If you developed the cirrhosis of the liver after you've had your life insurance policy then they will pay out.
However if you already have cirrhosis of the liver then you won't be able to qualify for life insurance that requires a medical exam.
Most life insurance companies will not sell you a life insurance policy if you have any potentially fatal disease such as cirrhosis of the liver.
The early warning signs of cirrhosis of the liver or liver disease are.
Fatigue, Loss of Appetite, Easily bleeding or bruising, Weight Loss, Nausea, Swelling in your legs, feet or ankles (edema), Itchy Skin and Yellow discoloration in the skin and eyes (jaundice).
Liver Problems or Liver disease can cause swelling especially in the legs as well as abdomen.

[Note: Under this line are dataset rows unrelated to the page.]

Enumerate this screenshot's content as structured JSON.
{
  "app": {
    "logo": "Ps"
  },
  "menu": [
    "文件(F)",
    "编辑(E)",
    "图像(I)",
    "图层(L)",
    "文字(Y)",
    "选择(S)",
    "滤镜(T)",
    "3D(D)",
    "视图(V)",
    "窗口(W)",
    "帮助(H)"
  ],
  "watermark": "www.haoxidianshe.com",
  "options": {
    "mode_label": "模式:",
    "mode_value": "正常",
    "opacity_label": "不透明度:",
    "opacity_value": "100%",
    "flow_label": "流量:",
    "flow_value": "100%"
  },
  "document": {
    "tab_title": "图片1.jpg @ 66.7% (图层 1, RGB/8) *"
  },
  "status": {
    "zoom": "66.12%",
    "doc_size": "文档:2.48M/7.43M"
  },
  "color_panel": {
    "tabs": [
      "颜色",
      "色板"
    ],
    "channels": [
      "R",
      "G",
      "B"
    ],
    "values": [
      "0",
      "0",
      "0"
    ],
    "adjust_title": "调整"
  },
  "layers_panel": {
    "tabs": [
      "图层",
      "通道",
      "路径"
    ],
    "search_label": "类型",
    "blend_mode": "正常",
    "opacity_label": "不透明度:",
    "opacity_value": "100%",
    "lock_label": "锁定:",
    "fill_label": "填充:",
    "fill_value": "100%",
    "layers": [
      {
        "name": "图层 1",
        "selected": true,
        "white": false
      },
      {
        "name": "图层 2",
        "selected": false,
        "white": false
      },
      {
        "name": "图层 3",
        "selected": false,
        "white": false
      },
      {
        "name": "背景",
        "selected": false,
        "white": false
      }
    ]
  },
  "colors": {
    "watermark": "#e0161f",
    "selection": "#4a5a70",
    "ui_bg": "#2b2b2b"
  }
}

In some cases liver disease may even cause some swelling in the face as well although most commonly the swelling from liver disease occurs in the abdomen and legs.
Cirrhosis or liver disease slows the normal flow of blood through the liver, thus increasing pressure in the vein that brings blood to the liver from the intestines and spleen.
Swelling in the legs and abdomen.
The increased pressure in the portal vein can cause fluid to accumulate in the legs (edema) and in the abdomen (ascites).
Liver disease is any disturbance of liver function that causes illness.
The liver is responsible for many critical functions within the body and should it become diseased or injured, the loss of those functions can cause significant damage to the body.
Liver disease is also referred to as hepatic disease.
Liver disease is a broad term that covers all the potential problems that cause the liver to fail to perform its designated functions.
Usually, more than 75% or three quarters of liver tissue needs to be affected before a decrease in function occurs.
The liver is the largest solid organ in the body; and is also considered a gland because among its many functions, it makes and secretes bile.
The liver is located in the upper right portion of the abdomen protected by the rib cage.
It has two main lobes that are made up of tiny lobules.
The liver cells have two different sources of blood supply.
The hepatic artery supplies oxygen rich blood that is pumped from the heart, while the portal vein supplies nutrients from the intestine and the spleen.
Normally, veins return blood from the body to the heart, but the portal vein allows nutrients and chemicals from the digestive tract to enter the liver for processing and filtering prior to entering the general circulation.
The portal vein also efficiently delivers the chemicals and proteins that liver cells need to produce the proteins, cholesterol, and glycogen required for normal body activities.